__Interface dataset entries__:
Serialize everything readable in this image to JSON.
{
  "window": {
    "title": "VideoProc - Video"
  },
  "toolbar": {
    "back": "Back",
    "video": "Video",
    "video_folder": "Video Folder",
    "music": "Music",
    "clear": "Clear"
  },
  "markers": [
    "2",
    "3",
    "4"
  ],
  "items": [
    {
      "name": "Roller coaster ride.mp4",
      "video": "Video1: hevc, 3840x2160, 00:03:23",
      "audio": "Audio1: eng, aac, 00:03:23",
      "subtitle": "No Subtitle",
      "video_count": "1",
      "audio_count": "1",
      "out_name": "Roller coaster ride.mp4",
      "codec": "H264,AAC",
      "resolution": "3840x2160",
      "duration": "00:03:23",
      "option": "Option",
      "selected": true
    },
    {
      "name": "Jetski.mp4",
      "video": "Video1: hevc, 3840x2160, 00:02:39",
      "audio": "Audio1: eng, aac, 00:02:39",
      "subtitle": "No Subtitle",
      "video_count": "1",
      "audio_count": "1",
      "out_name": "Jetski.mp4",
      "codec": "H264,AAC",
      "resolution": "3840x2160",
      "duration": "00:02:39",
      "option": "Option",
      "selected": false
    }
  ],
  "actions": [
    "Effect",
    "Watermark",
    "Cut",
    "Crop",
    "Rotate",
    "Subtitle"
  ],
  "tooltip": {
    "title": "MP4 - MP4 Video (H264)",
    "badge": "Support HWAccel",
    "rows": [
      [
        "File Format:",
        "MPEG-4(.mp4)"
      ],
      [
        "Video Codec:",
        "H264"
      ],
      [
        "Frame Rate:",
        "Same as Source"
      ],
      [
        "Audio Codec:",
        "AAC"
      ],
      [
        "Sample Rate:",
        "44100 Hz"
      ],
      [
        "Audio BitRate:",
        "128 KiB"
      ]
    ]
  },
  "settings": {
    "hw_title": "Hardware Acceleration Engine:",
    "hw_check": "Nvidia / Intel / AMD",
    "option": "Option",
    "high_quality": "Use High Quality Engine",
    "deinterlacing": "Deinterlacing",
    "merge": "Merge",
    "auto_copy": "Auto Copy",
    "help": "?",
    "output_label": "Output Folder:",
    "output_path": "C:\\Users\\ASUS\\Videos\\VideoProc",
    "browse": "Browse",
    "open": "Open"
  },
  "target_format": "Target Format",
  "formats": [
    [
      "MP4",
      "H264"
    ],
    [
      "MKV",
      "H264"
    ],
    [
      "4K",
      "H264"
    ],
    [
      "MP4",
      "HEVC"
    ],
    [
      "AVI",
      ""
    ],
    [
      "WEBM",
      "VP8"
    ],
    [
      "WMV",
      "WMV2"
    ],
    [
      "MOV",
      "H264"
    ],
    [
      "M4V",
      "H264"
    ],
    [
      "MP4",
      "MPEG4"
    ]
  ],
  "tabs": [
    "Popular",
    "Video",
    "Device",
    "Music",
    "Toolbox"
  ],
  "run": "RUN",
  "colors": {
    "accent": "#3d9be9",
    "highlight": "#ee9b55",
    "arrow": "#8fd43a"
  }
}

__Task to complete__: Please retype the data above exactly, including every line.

__Exercise answer__:
Serialize everything readable in this image to JSON.
{
  "window": {
    "title": "VideoProc - Video"
  },
  "toolbar": {
    "back": "Back",
    "video": "Video",
    "video_folder": "Video Folder",
    "music": "Music",
    "clear": "Clear"
  },
  "markers": [
    "2",
    "3",
    "4"
  ],
  "items": [
    {
      "name": "Roller coaster ride.mp4",
      "video": "Video1: hevc, 3840x2160, 00:03:23",
      "audio": "Audio1: eng, aac, 00:03:23",
      "subtitle": "No Subtitle",
      "video_count": "1",
      "audio_count": "1",
      "out_name": "Roller coaster ride.mp4",
      "codec": "H264,AAC",
      "resolution": "3840x2160",
      "duration": "00:03:23",
      "option": "Option",
      "selected": true
    },
    {
      "name": "Jetski.mp4",
      "video": "Video1: hevc, 3840x2160, 00:02:39",
      "audio": "Audio1: eng, aac, 00:02:39",
      "subtitle": "No Subtitle",
      "video_count": "1",
      "audio_count": "1",
      "out_name": "Jetski.mp4",
      "codec": "H264,AAC",
      "resolution": "3840x2160",
      "duration": "00:02:39",
      "option": "Option",
      "selected": false
    }
  ],
  "actions": [
    "Effect",
    "Watermark",
    "Cut",
    "Crop",
    "Rotate",
    "Subtitle"
  ],
  "tooltip": {
    "title": "MP4 - MP4 Video (H264)",
    "badge": "Support HWAccel",
    "rows": [
      [
        "File Format:",
        "MPEG-4(.mp4)"
      ],
      [
        "Video Codec:",
        "H264"
      ],
      [
        "Frame Rate:",
        "Same as Source"
      ],
      [
        "Audio Codec:",
        "AAC"
      ],
      [
        "Sample Rate:",
        "44100 Hz"
      ],
      [
        "Audio BitRate:",
        "128 KiB"
      ]
    ]
  },
  "settings": {
    "hw_title": "Hardware Acceleration Engine:",
    "hw_check": "Nvidia / Intel / AMD",
    "option": "Option",
    "high_quality": "Use High Quality Engine",
    "deinterlacing": "Deinterlacing",
    "merge": "Merge",
    "auto_copy": "Auto Copy",
    "help": "?",
    "output_label": "Output Folder:",
    "output_path": "C:\\Users\\ASUS\\Videos\\VideoProc",
    "browse": "Browse",
    "open": "Open"
  },
  "target_format": "Target Format",
  "formats": [
    [
      "MP4",
      "H264"
    ],
    [
      "MKV",
      "H264"
    ],
    [
      "4K",
      "H264"
    ],
    [
      "MP4",
      "HEVC"
    ],
    [
      "AVI",
      ""
    ],
    [
      "WEBM",
      "VP8"
    ],
    [
      "WMV",
      "WMV2"
    ],
    [
      "MOV",
      "H264"
    ],
    [
      "M4V",
      "H264"
    ],
    [
      "MP4",
      "MPEG4"
    ]
  ],
  "tabs": [
    "Popular",
    "Video",
    "Device",
    "Music",
    "Toolbox"
  ],
  "run": "RUN",
  "colors": {
    "accent": "#3d9be9",
    "highlight": "#ee9b55",
    "arrow": "#8fd43a"
  }
}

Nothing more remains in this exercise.